Forced Religious Conversion
There were no reports of forced religious conversion, including of minor U.S. citizens who had been abducted or illegally removed from the United States, or of the refusal to allow such citizens to be returned to the United States.
Section III. Societal Attitudes
There are generally amicable relations among the various religious communities; however, there have been instances when members of the Islamic majority were not tolerant of the rights of members of minority religions to practice their faith. The local Islamic communities consider the cities of Say, Kiota, Agadez, and Madarounfa holy, and the practice of other religions in those cities is not tolerated as well as in other areas.

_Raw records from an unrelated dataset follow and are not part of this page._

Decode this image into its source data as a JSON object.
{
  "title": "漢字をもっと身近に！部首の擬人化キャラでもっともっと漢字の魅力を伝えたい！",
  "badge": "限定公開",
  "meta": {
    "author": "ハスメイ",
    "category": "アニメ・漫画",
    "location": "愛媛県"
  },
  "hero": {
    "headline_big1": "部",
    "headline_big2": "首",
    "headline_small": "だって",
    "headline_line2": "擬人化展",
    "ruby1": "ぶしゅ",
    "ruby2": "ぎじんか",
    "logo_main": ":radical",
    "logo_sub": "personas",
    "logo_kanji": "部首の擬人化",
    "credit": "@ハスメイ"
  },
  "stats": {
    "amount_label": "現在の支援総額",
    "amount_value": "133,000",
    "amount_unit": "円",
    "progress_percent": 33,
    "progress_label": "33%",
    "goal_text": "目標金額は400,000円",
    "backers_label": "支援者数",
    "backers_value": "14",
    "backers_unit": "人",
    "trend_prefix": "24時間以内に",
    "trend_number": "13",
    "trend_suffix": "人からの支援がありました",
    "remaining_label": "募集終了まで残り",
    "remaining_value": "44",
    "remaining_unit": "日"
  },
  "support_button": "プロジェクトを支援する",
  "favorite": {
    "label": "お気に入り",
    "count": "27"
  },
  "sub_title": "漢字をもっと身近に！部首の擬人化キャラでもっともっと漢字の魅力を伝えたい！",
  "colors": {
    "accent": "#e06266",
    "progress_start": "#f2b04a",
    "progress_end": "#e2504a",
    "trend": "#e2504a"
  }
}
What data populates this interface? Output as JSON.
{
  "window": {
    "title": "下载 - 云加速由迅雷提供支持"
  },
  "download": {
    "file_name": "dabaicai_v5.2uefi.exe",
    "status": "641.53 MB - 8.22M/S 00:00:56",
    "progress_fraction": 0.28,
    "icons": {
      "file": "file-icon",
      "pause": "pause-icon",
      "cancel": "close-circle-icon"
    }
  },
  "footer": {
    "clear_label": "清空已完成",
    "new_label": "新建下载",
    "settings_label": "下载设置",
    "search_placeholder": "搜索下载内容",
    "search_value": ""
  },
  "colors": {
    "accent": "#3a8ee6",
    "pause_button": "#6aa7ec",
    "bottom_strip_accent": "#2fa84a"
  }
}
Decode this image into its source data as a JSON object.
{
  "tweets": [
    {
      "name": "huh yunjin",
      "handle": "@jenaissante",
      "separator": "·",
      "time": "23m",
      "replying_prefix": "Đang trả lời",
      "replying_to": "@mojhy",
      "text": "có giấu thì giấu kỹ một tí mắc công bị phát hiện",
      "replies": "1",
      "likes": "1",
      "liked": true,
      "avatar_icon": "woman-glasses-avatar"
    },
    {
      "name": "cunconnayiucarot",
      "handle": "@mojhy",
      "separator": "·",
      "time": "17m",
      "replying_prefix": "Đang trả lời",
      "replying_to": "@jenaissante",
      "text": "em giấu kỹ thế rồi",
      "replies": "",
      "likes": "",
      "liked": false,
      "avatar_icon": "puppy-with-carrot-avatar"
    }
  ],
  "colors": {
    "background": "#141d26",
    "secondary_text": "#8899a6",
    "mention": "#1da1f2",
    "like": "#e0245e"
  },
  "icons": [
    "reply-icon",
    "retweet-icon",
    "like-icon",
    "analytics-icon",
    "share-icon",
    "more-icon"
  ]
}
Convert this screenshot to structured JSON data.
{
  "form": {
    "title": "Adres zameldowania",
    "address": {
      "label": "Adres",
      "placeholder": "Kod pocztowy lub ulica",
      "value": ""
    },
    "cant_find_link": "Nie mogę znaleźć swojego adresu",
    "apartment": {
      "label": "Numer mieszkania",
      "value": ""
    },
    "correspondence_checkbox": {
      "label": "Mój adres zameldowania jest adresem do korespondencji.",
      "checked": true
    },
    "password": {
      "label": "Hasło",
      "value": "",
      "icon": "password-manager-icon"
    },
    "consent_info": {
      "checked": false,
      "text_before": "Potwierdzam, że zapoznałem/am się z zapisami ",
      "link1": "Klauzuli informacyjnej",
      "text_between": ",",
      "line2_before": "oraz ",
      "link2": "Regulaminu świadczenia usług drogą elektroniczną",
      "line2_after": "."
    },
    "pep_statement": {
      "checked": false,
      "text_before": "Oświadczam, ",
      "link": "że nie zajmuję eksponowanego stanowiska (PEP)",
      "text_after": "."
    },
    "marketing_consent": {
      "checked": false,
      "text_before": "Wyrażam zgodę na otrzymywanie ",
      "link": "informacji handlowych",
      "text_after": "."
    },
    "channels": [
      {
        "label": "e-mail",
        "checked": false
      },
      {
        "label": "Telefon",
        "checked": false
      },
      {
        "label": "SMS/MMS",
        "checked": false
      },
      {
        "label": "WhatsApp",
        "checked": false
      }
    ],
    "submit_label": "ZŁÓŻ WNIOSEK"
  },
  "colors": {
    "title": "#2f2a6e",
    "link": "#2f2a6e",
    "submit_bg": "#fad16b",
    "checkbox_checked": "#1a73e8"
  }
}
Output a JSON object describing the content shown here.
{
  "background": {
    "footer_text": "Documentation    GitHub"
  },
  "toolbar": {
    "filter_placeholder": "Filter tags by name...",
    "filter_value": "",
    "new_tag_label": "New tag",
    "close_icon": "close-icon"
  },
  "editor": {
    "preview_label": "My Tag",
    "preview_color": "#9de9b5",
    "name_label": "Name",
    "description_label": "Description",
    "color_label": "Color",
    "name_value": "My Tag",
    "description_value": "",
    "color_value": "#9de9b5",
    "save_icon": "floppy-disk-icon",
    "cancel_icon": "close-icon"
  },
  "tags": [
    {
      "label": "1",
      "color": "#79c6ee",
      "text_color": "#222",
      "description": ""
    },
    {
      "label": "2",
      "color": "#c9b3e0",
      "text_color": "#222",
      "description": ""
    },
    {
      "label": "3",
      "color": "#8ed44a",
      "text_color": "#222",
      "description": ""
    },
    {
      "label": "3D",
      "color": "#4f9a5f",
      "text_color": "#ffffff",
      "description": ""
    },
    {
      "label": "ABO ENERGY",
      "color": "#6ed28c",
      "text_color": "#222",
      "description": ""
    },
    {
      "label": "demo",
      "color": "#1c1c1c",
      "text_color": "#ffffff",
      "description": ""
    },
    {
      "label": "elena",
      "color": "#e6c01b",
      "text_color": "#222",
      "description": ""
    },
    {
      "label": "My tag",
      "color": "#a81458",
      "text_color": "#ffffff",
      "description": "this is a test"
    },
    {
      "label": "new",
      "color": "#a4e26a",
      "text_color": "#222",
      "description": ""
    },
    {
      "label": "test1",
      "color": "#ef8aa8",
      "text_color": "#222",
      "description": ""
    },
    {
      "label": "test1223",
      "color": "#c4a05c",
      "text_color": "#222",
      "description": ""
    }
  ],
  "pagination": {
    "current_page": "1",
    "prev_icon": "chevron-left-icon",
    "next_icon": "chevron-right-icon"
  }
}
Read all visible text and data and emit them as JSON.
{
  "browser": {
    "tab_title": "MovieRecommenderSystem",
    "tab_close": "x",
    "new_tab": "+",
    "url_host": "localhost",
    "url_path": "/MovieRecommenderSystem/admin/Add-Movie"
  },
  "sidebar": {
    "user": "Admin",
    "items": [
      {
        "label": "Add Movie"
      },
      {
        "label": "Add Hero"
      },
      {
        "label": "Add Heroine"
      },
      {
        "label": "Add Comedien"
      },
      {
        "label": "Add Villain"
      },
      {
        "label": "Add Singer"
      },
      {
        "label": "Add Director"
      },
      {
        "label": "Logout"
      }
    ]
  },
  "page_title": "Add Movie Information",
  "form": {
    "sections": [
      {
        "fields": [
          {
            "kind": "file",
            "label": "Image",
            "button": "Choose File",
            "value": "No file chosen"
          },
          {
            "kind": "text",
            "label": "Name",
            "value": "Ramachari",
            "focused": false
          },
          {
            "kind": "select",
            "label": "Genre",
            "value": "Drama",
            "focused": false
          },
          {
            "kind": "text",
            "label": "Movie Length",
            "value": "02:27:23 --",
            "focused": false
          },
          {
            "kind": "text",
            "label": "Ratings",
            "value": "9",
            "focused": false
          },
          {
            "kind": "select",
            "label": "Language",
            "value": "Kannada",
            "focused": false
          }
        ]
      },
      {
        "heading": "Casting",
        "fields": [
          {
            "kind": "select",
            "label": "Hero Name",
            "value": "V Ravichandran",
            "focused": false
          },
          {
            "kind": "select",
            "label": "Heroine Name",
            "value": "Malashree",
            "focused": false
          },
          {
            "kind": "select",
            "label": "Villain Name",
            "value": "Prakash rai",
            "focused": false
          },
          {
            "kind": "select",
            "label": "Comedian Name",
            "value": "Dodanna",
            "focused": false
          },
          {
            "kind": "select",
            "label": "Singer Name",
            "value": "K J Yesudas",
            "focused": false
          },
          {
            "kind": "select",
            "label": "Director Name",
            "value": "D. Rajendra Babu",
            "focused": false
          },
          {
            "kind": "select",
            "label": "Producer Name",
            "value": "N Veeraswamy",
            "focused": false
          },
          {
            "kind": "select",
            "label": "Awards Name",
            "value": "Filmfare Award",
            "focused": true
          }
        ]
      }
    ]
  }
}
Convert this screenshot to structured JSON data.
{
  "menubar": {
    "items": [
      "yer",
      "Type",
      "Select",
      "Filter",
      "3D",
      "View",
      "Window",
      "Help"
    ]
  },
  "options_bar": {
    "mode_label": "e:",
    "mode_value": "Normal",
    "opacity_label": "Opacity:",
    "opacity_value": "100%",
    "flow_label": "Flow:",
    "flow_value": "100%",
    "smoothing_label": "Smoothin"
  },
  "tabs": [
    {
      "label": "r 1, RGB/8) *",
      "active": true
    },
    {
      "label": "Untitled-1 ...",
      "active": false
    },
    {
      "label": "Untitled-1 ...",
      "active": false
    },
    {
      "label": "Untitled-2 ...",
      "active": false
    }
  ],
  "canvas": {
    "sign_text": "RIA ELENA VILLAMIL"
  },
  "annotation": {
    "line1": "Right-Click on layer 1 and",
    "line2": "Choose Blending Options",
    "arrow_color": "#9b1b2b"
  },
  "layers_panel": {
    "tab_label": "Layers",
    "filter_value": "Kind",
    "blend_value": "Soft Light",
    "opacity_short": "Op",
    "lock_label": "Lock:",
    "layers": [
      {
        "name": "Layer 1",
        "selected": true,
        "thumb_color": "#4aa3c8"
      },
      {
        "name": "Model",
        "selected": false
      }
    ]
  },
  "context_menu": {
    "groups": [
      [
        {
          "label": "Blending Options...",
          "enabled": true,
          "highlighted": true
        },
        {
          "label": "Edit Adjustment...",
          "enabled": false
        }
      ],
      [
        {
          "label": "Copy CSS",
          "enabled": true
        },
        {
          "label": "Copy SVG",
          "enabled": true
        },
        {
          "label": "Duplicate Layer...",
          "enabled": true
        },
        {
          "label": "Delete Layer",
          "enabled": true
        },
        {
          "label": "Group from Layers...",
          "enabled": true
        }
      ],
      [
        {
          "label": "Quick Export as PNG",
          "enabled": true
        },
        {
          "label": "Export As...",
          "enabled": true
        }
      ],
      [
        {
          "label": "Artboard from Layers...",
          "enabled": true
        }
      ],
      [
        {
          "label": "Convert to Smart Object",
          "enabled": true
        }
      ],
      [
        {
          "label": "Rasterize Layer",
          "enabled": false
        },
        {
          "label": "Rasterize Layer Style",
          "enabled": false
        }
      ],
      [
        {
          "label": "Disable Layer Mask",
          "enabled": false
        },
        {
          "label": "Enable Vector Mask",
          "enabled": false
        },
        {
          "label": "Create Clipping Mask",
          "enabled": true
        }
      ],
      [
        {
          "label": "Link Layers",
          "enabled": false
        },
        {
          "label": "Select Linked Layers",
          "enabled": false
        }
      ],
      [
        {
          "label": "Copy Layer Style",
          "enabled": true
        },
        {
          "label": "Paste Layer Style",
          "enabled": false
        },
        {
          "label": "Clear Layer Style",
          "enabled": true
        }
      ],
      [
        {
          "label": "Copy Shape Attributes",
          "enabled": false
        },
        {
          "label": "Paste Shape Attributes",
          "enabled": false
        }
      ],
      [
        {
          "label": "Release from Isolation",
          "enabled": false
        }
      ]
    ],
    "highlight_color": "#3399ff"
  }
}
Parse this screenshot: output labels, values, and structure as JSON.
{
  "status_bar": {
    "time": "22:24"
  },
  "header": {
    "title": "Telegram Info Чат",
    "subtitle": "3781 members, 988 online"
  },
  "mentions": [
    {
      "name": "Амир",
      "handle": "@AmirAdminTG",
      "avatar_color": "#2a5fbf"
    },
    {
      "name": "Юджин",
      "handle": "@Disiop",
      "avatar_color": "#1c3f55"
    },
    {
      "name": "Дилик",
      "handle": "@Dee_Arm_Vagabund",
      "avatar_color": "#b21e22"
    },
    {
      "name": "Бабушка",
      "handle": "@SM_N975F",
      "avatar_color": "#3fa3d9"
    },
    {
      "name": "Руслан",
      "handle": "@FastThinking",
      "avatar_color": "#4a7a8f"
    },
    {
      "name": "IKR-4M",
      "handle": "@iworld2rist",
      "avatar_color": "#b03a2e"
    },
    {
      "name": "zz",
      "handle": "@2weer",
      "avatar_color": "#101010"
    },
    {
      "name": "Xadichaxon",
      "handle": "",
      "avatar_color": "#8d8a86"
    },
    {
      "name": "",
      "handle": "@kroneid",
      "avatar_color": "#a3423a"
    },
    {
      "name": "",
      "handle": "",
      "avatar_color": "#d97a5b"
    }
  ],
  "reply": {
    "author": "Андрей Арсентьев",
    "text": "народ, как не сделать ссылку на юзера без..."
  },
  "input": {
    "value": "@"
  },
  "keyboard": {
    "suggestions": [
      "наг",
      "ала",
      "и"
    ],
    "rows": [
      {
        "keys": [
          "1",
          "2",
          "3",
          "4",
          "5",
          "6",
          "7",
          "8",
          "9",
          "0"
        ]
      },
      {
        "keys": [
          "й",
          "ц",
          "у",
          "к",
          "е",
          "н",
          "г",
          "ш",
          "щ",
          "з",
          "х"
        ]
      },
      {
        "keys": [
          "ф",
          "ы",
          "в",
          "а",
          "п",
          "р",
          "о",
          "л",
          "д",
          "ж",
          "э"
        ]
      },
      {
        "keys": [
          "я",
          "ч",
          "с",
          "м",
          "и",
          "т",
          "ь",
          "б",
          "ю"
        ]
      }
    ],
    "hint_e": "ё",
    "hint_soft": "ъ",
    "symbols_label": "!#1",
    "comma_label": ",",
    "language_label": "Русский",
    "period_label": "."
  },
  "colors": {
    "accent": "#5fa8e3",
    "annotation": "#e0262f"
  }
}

In November 2000, several Islamist groups demonstrated in Niamey and Maradi, 400 miles east of the capital, to protest a fashion show being held near Niamey. The demonstrations turned violent, and protesters targeted bars, purported prostitutes, and legal betting kiosks. Also in November 2000, as Maradi police were preparing to meet with Islamic fundamentalists, traditional leaders, and local officials to defuse the situation, mobs led by Islamic fundamentalists attacked the Abundant Life Church and the nearby compound of SIM. The police responded haphazardly, and both facilities suffered extensive damage in the attacks. The police arrested 100 persons in connection with the violence in Maradi and banned six Islamic groups (see Section II). In May 2001, all but 20 persons were released. During 2001 the missionary groups offered to request that the Government drop the charges against the remaining prisoners in return for an admission of responsibility for the attacks; however, the marabout who organized the attacks refused to do so. He and his associates remained in prison for more than 1 year and were granted provisional release on bail in January 2002. During the period covered by this report, the case was closed with no further action taken due to the Government's severe resource constraints.
In March Islamic organizations in Niamey held a rally to protest the war in Iraq and express solidarity with Iraqi citizens. No violence was reported.
Section IV. U.S. Government Policy
The U.S. Government discusses religious freedom issues with the Government in the context of its overall dialog and policy of promoting human rights. The U.S. Embassy regularly emphasizes the importance of tolerance in its public statements and in meetings with government officials and members of civil society.
During the period covered by this report, Embassy officials met with leaders of a wide range of Islamic organizations to hear their perspectives on issues facing the country, such as AIDS, underage marriages, and female genital mutilation, and to foster broader understanding. Embassy officials also met with key Muslim leaders regarding the U.S. military operations in Iraq, in an effort to lessen any potential anti-Christian or anti-Western reactions.
The U.S. Embassy maintains good relationships with minority religious groups, most of which are long-term resident missionaries and well-known members of the American community. Embassy officials also have contact with the Catholic mission, the Baha'i community, and Islamic organizations.
In response to the incidents of November 2000 (see Section III), U.S. Embassy officials immediately met with the missionary victims and senior government, police, and regional military officials in Maradi. The U.S. Ambassador and Deputy Chief of Mission traveled to Maradi during the period covered by this report to demonstrate the U.S. Embassy's ongoing attention to religious freedom and tolerance.